1. Write down your objectives. Whom do you want to receive your assets after you die -- and when? Whom do you want to manage your financial affairs -- and make medical decisions -- for you when you can't?
2. Inventory your assets and debts. Find out how much you own.
3. Select a professional to help: someone with whom you will be comfortable sharing this information, who can answer your questions and who will be there when you need him or her.
4. Have the legal documents prepared.
5. Change titles to your living trust. Remember, a living trust can only control the assets you put into it.
If you set up a living trust, you'll be able to relax with your family and friends, knowing your good planning will have a happy ending. And that will give you the biggest benefit of all...peace of mind.
Thank you for visiting our on-line presentation. We hope you've enjoyed it, and that you now understand the importance of estate planning to save you and your family time, anxiety and money.
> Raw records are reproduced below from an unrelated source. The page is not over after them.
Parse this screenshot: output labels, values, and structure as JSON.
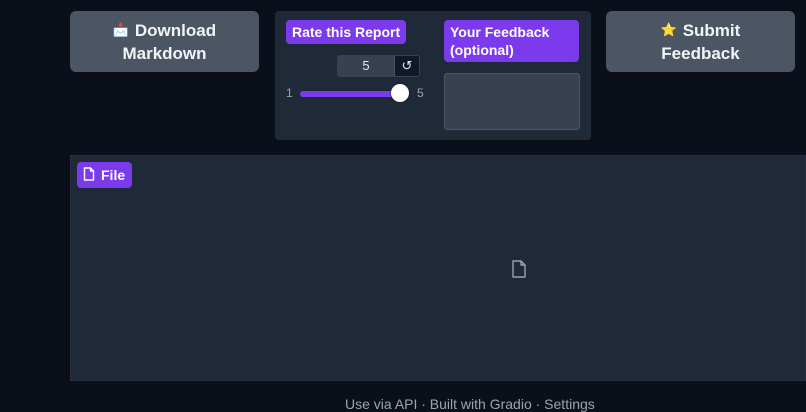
{
  "actions": {
    "download": {
      "icon": "📩",
      "line1": "Download",
      "line2": "Markdown"
    },
    "submit": {
      "icon": "⭐",
      "line1": "Submit",
      "line2": "Feedback"
    }
  },
  "rating": {
    "label": "Rate this Report",
    "value": "5",
    "reset_icon": "↺",
    "min": "1",
    "max": "5",
    "slider_level": 1.0
  },
  "feedback": {
    "label": "Your Feedback (optional)",
    "value": ""
  },
  "file": {
    "label": "File"
  },
  "footer": {
    "text": "Use via API  ·  Built with Gradio  ·  Settings"
  },
  "colors": {
    "background": "#0b0f19",
    "panel": "#1f2937",
    "accent": "#7c3aed",
    "button": "#4b5563"
  }
}
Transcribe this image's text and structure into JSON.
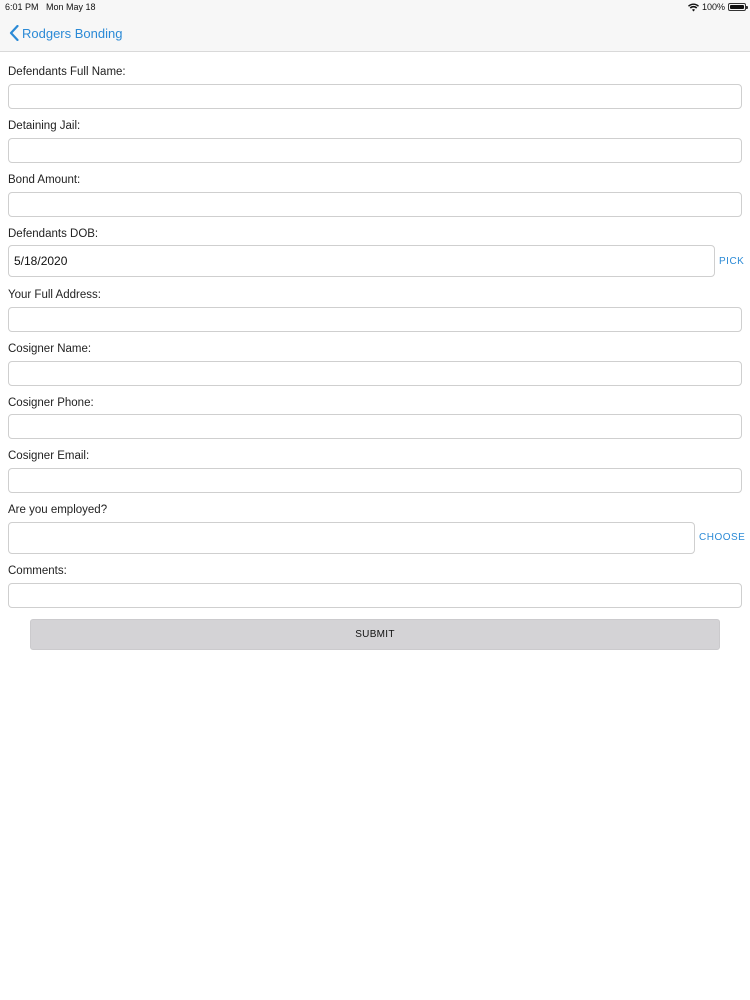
{
  "status": {
    "time": "6:01 PM",
    "date": "Mon May 18",
    "battery": "100%"
  },
  "nav": {
    "back_label": "Rodgers Bonding"
  },
  "form": {
    "full_name_label": "Defendants Full Name:",
    "full_name_value": "",
    "jail_label": "Detaining Jail:",
    "jail_value": "",
    "bond_label": "Bond Amount:",
    "bond_value": "",
    "dob_label": "Defendants DOB:",
    "dob_value": "5/18/2020",
    "dob_pick": "PICK",
    "address_label": "Your Full Address:",
    "address_value": "",
    "cosigner_name_label": "Cosigner Name:",
    "cosigner_name_value": "",
    "cosigner_phone_label": "Cosigner Phone:",
    "cosigner_phone_value": "",
    "cosigner_email_label": "Cosigner Email:",
    "cosigner_email_value": "",
    "employed_label": "Are you employed?",
    "employed_value": "",
    "employed_choose": "CHOOSE",
    "comments_label": "Comments:",
    "comments_value": "",
    "submit_label": "SUBMIT"
  },
  "colors": {
    "accent": "#2b8ad6",
    "submit_bg": "#d4d3d6"
  }
}
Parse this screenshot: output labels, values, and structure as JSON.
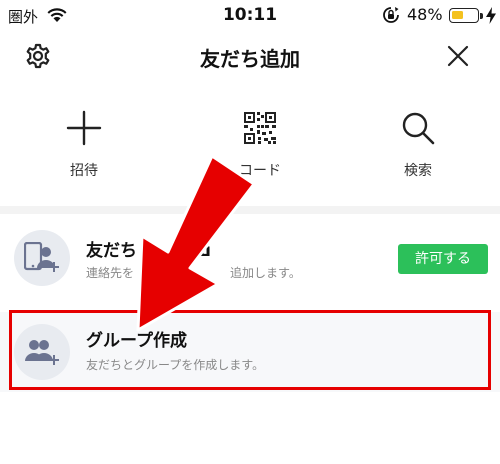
{
  "status_bar": {
    "carrier": "圏外",
    "time": "10:11",
    "battery_percent": "48%",
    "battery_level": 0.48,
    "icons": [
      "wifi-icon",
      "orientation-lock-icon",
      "battery-icon",
      "charging-bolt-icon"
    ]
  },
  "header": {
    "title": "友だち追加",
    "icons": [
      "gear-icon",
      "close-icon"
    ]
  },
  "actions": [
    {
      "label": "招待",
      "icon": "plus-icon"
    },
    {
      "label": "コード",
      "icon": "qr-code-icon"
    },
    {
      "label": "検索",
      "icon": "search-icon"
    }
  ],
  "list": {
    "row1": {
      "title": "友だち",
      "title_tail": "ш",
      "subtitle_start": "連絡先を",
      "subtitle_end": "追加します。",
      "button": "許可する",
      "icon": "phone-contact-icon"
    },
    "row2": {
      "title": "グループ作成",
      "subtitle": "友だちとグループを作成します。",
      "icon": "group-add-icon"
    }
  },
  "annotation": {
    "arrow_color": "#e60000",
    "highlight_color": "#e60000"
  },
  "colors": {
    "allow_button": "#2cc05a",
    "battery_fill": "#f4c21f"
  }
}
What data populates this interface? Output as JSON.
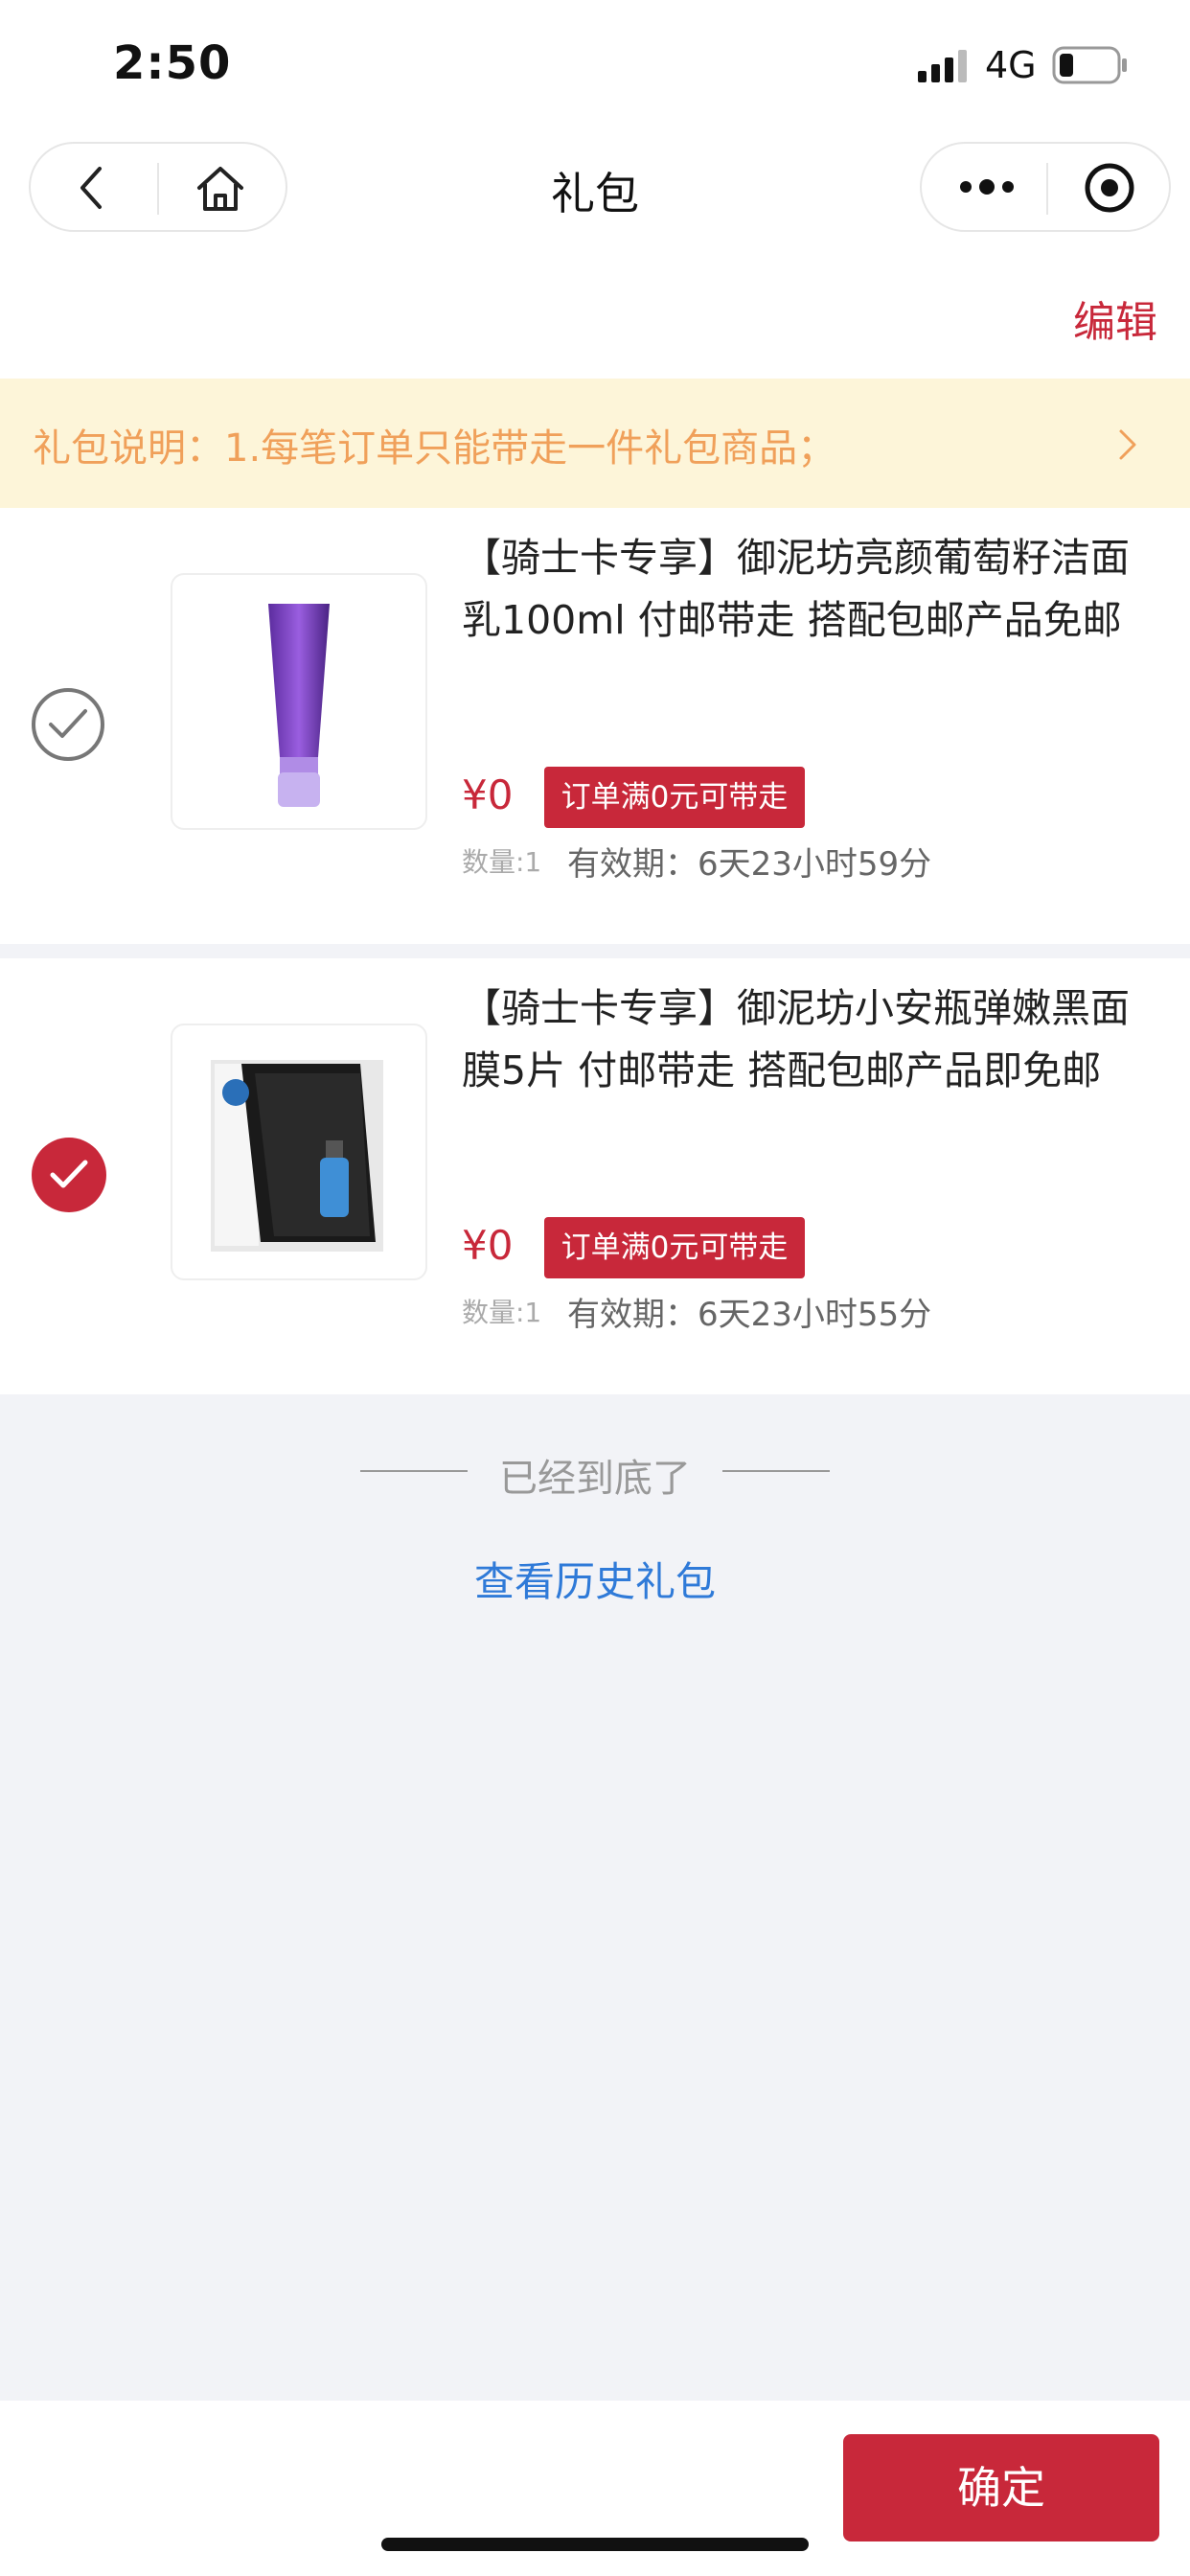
{
  "status_bar": {
    "time": "2:50",
    "network": "4G"
  },
  "nav": {
    "title": "礼包",
    "icons": {
      "back": "back-icon",
      "home": "home-icon",
      "more": "more-icon",
      "close": "target-icon"
    }
  },
  "edit_label": "编辑",
  "notice": {
    "text": "礼包说明：1.每笔订单只能带走一件礼包商品；"
  },
  "products": [
    {
      "title": "【骑士卡专享】御泥坊亮颜葡萄籽洁面乳100ml 付邮带走 搭配包邮产品免邮",
      "price": "¥0",
      "tag": "订单满0元可带走",
      "quantity": "数量:1",
      "validity": "有效期：6天23小时59分",
      "selected": false
    },
    {
      "title": "【骑士卡专享】御泥坊小安瓶弹嫩黑面膜5片 付邮带走 搭配包邮产品即免邮",
      "price": "¥0",
      "tag": "订单满0元可带走",
      "quantity": "数量:1",
      "validity": "有效期：6天23小时55分",
      "selected": true
    }
  ],
  "end_text": "已经到底了",
  "history_link": "查看历史礼包",
  "confirm_label": "确定",
  "colors": {
    "accent": "#c8283a",
    "notice_bg": "#fdf5d9",
    "notice_text": "#f0a05a",
    "link": "#2f7ad8"
  }
}
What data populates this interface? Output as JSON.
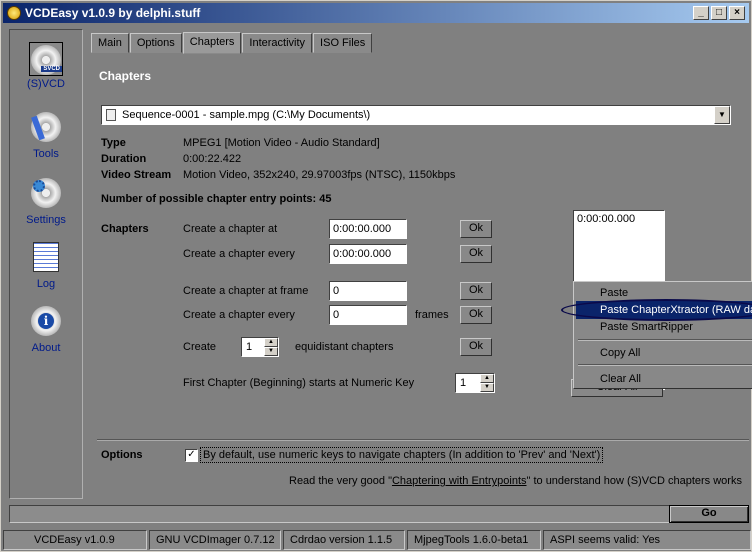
{
  "window": {
    "title": "VCDEasy v1.0.9 by delphi.stuff",
    "min": "_",
    "max": "□",
    "close": "×"
  },
  "sidebar": {
    "items": [
      {
        "label": "(S)VCD",
        "icon": "disc-icon"
      },
      {
        "label": "Tools",
        "icon": "tools-icon"
      },
      {
        "label": "Settings",
        "icon": "settings-icon"
      },
      {
        "label": "Log",
        "icon": "log-icon"
      },
      {
        "label": "About",
        "icon": "info-icon"
      }
    ]
  },
  "tabs": [
    "Main",
    "Options",
    "Chapters",
    "Interactivity",
    "ISO Files"
  ],
  "active_tab": "Chapters",
  "section_title": "Chapters",
  "sequence": {
    "value": "Sequence-0001 - sample.mpg  (C:\\My Documents\\)"
  },
  "info": {
    "type_label": "Type",
    "type_value": "MPEG1   [Motion Video - Audio Standard]",
    "duration_label": "Duration",
    "duration_value": "0:00:22.422",
    "video_label": "Video Stream",
    "video_value": "Motion Video, 352x240, 29.97003fps (NTSC), 1150kbps",
    "entry_points": "Number of possible chapter entry points: 45"
  },
  "chapters": {
    "label": "Chapters",
    "at_label": "Create a chapter at",
    "at_value": "0:00:00.000",
    "every_label": "Create a chapter every",
    "every_value": "0:00:00.000",
    "at_frame_label": "Create a chapter at frame",
    "at_frame_value": "0",
    "every_frames_label": "Create a chapter every",
    "every_frames_value": "0",
    "frames_label": "frames",
    "create_label": "Create",
    "create_value": "1",
    "equidistant_label": "equidistant chapters",
    "first_label": "First Chapter (Beginning) starts at Numeric Key",
    "first_value": "1",
    "ok": "Ok",
    "list": [
      "0:00:00.000"
    ],
    "clear_all_button": "Clear All"
  },
  "context_menu": {
    "paste": "Paste",
    "paste_chapterxtractor": "Paste ChapterXtractor (RAW da",
    "paste_smartripper": "Paste SmartRipper",
    "copy_all": "Copy All",
    "clear_all": "Clear All"
  },
  "options": {
    "label": "Options",
    "checkbox_text": "By default, use numeric keys to navigate chapters (In addition to 'Prev' and 'Next')",
    "checked": true,
    "read_pre": "Read the very good \"",
    "read_link": "Chaptering with Entrypoints",
    "read_post": "\" to understand how (S)VCD chapters works"
  },
  "go_button": "Go",
  "status": [
    "VCDEasy v1.0.9",
    "GNU VCDImager 0.7.12",
    "Cdrdao version 1.1.5",
    "MjpegTools 1.6.0-beta1",
    "ASPI seems valid: Yes"
  ]
}
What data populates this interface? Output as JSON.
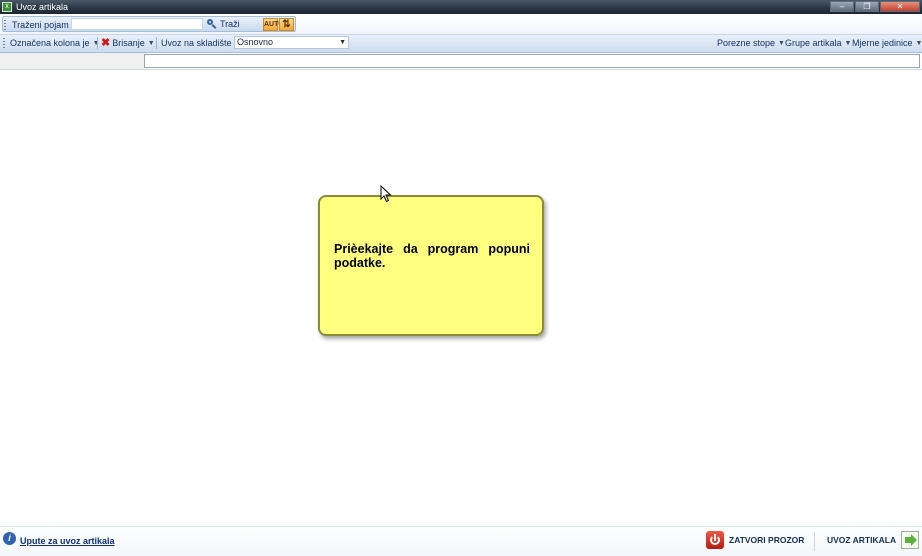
{
  "window": {
    "title": "Uvoz artikala",
    "icon": "excel-sheet-icon"
  },
  "search": {
    "label": "Traženi pojam",
    "value": "",
    "button_label": "Traži",
    "icon": "magnifier-icon",
    "extra_buttons": [
      {
        "name": "auto-width-columns-icon",
        "glyph": "AUTO"
      },
      {
        "name": "sort-columns-icon",
        "glyph": "⇅"
      }
    ]
  },
  "toolbar": {
    "marked_column_label": "Označena kolona je",
    "delete_label": "Brisanje",
    "warehouse_label": "Uvoz na skladište :",
    "warehouse_value": "Osnovno",
    "right_menus": [
      "Porezne stope",
      "Grupe artikala",
      "Mjerne jedinice"
    ]
  },
  "message": {
    "text": "Prièekajte da program popuni podatke.",
    "color": "#ffff80"
  },
  "footer": {
    "help_link": "Upute za uvoz artikala",
    "close_button": "ZATVORI PROZOR",
    "import_button": "UVOZ ARTIKALA"
  },
  "colors": {
    "titlebar": "#2c3846",
    "toolbar": "#cddcef",
    "close_red": "#c0412c",
    "import_green": "#5bb33b"
  }
}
The Law Offices of Ronald R. Webb is dedicated to providing innovative, client-centered representation throughout San Diego, including the communities of Del Mar, La Jolla, La Mesa, El Cajon, Spring Valley, National City, Kearney Mesa, Encinitas, Carlsbad, Oceanside, San Marcos, Escondido, Rancho Santa Fe, Vista, Solona Beach, Coronado, Ocean Beach, Hillcrest, Mission Valley, University City, Del Sur, Rancho Bernardo, Rancho Penasquitos, La Costa